The receiver takes the digital signals from the amplifier and translates them into vibrations that can be understood by the ear. These vibrations meld with the normal function of our inner ears, except it provides a clearer, louder sound for the damaged ear to work with.
Forms of Hearing Aids
Because there are different parts of the ear that can result in hearing loss, there are different forms of hearing aids that serve specific functions. If you’re interested in finding the right aid for you, you can learn more here.
While some aids are visible, the less commonly known ones are not. The Invisible-In-The-Canal aid is a device that you insert deep into the ear canal and is completely invisible. You’re still able to take the device out every night, and this particular hearing aid is meant to benefit mild to significant hearing loss.
You also have the option of a device that’s inserted completely into the ear canal. It’s removable by a small handle that you can access and is also used to treat mild to significant hearing loss.
There are versions of hearing aids that offer the ability to place a receiver in the ear canal that is constructed with thin electrical wires that serve to reduce feedback and distortion.
The better-known aids are ones that are located in the actual canal of the ear.
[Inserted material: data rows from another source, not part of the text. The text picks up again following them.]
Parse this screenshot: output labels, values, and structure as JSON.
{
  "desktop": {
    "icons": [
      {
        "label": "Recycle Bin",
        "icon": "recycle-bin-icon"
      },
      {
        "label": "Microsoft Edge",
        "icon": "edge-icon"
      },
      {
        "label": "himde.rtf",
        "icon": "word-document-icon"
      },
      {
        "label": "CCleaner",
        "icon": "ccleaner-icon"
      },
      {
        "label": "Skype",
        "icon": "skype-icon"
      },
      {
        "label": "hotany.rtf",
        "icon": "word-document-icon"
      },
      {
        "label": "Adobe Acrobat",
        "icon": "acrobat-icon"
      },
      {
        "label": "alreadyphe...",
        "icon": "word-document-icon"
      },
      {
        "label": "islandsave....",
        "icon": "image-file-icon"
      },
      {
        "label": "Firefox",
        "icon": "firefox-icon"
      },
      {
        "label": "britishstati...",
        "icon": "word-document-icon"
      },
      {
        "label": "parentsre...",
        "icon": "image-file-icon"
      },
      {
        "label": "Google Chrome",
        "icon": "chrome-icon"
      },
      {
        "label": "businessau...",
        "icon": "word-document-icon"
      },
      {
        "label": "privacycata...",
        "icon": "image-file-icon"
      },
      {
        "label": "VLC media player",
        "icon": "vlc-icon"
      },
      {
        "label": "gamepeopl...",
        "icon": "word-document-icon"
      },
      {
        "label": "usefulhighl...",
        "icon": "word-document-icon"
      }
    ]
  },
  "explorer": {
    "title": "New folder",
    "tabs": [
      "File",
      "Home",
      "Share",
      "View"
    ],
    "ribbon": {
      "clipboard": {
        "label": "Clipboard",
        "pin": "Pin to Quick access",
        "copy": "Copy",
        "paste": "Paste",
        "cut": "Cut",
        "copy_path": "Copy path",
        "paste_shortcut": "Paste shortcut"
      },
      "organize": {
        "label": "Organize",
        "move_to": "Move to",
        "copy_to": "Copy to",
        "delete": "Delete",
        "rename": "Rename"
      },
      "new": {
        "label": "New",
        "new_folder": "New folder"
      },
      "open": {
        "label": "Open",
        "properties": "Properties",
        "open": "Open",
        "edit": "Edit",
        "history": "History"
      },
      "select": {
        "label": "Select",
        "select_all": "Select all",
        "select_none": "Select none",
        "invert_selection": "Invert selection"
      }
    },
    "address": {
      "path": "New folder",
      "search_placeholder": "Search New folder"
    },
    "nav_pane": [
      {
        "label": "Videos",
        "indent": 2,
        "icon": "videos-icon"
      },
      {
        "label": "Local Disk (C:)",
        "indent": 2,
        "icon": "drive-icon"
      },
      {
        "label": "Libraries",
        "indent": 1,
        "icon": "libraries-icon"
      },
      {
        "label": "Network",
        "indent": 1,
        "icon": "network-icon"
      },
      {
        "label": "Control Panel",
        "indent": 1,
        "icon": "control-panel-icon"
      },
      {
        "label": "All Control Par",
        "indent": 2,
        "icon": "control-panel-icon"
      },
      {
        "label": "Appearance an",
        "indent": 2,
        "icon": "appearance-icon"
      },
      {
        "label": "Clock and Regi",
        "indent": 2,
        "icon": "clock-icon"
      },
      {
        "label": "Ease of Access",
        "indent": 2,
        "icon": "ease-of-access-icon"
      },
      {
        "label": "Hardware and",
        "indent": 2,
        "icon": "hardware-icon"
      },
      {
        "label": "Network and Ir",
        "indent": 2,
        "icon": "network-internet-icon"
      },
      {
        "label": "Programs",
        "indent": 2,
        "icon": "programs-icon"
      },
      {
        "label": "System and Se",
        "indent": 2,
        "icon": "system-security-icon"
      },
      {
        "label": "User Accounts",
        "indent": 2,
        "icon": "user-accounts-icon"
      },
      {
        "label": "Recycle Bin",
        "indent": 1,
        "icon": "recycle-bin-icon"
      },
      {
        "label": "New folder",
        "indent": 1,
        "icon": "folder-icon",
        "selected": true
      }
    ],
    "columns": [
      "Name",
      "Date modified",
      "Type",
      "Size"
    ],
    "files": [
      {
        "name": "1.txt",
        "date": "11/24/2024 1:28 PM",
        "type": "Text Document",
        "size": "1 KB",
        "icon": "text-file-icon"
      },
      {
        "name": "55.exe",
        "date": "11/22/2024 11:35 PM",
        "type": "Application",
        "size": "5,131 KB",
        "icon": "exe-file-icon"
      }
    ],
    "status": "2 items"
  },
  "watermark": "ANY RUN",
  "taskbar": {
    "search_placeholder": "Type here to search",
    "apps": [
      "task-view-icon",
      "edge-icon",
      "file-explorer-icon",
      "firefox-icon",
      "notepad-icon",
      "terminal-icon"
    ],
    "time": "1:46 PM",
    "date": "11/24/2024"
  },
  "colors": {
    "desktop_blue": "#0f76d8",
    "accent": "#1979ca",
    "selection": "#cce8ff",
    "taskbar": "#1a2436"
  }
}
They serve as a sort of barrier between the ear canal and the outside world. All sounds that enter the ear are then translated through the device and amplified. The same is true for hearing aids that cover a larger portion of the outside ear.
The hearing aid you need may be covered by your insurance plan. If it isn’t, it may be time to look for a plan that covers your needs.
Interested in Learning More?
Hopefully, we’ve answered the question “how does a hearing aid work?”
It is essential that you see a doctor if you feel yourself losing hearing. Whatever the reason that your hearing has begun to go, it’s likely that a professional could identify the problem and try to stop it.
Additionally, you’ll be able to get the tools needed to start hearing again as soon as possible. As we get older, we need to take steps to prepare ourselves for healthy living in our golden years. If you’re interested in learning more about how to plan for old age, we have the information you need.